Assemblymember Rory Lancman filed declinations with the Board of Elections on July 16 to pull his candidacy in the Democratic Leadership 25th District Part A race as male district leader.

The move allows Queens County Democratic Party pick Yuen Yee Kui of Flushing to run without an opponent. By bowing out, Lancman — a decade-long district leader — will also avoid the second battle in a year with a county candidate.

Lancman defied the county in the 6th Congressional District when he chose to run against party-pick Assemblymember Grace Meng, who won with nearly 53 percent of the vote in the June 26 primary.

He pledged not to run for re-election in his current Assembly seat if his campaign fell short of Capitol Hill, but sources close to him could not specify his next plans. There is, however, speculation he may seek a run for City Council or borough president.

“Rory has other professional and political priorities right now other than running for re-election as a Democratic District Leader,” said Dominic Panakal, Lancman’s chief of staff.

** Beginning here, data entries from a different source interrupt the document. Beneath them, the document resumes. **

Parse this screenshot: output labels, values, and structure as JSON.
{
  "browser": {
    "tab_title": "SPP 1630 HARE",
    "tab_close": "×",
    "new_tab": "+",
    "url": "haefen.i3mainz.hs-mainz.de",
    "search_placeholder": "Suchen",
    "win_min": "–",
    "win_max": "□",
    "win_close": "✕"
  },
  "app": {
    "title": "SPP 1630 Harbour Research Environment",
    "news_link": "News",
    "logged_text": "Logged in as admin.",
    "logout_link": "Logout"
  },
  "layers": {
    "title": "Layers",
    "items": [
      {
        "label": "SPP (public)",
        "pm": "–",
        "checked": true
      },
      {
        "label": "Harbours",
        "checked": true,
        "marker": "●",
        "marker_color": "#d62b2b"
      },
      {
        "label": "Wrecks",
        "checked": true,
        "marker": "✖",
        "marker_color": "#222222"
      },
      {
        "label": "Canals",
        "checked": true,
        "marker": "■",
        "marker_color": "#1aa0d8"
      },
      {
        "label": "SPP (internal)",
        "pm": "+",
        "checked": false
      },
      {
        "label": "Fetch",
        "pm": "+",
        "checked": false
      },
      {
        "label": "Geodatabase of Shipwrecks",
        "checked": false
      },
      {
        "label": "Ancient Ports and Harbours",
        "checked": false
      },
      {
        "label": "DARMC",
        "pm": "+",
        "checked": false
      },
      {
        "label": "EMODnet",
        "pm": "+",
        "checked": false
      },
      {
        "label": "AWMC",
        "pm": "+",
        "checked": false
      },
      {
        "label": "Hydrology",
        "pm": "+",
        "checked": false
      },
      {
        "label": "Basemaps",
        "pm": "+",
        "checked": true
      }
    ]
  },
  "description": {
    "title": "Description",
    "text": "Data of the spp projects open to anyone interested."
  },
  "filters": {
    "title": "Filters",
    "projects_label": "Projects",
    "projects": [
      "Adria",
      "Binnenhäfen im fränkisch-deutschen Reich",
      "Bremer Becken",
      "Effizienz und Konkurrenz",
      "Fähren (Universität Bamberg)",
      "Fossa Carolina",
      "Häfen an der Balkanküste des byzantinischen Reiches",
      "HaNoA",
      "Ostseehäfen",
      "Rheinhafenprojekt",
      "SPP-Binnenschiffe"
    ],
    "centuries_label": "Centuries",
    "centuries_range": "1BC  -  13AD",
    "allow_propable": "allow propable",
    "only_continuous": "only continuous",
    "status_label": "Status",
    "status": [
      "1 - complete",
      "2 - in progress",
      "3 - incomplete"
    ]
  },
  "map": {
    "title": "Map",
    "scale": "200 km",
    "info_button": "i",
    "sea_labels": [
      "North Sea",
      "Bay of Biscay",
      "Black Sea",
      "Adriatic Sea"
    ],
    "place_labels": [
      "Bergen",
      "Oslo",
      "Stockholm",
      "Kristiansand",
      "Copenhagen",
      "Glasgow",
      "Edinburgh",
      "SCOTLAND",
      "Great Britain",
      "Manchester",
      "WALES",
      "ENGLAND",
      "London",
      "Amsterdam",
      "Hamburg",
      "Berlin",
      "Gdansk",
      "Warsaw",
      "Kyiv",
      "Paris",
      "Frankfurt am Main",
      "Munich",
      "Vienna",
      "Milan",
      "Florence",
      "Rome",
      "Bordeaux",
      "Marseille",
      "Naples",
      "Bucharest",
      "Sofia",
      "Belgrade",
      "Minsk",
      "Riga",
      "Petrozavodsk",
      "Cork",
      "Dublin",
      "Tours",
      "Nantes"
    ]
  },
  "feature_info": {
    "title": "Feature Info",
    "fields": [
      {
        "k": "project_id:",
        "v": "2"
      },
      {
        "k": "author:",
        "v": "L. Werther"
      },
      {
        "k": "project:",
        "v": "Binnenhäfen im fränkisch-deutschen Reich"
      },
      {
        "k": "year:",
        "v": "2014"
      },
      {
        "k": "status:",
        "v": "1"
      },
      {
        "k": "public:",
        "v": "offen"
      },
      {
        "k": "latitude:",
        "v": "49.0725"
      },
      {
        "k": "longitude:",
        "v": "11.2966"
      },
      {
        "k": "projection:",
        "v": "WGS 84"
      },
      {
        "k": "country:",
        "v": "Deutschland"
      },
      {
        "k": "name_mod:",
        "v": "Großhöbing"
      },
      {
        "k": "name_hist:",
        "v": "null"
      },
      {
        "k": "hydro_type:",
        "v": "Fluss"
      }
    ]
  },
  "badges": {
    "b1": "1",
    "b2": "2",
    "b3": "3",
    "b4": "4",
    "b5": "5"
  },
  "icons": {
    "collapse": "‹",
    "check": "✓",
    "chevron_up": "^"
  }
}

Meanwhile, the race to replace him is heating up as the two Democratic primary hopefuls battle it out over their campaign war chests.

Democrat Nily Rozic of Fresh Meadows, a first-time candidate, boasted she outraised her opponent Jerry Iannece, who is a county-backed Community Board 11 chair with an army of institutional support, with over $60,000 from more than 250 individual donors across the city.

But Iannece, who holds a war chest of a little over $53,000, said the bulk of Rozic’s funds came from family members at the 11th hour and residents who live outside of the district.

According to the state’s Board of Elections financial disclosure report, more than $17,000 came from contributors who appear to be Rozic’s family members. A large majority of donors, the report shows, also live in other districts around the borough, city and some out of state.

“Money doesn’t win an election,” Iannece said. “I didn’t try to play games and show people I have support. At the end of the day, I’m going to have more than enough money to run. I’m more than where I thought I would be.”

A source close to Rozic’s campaign said it is not uncommon for large funds to come from contributors who live outside of the district and that funds from blood relatives hold the same amount in weight as those from outside the family.

“Bottom line is I outraised him,” Rozic said.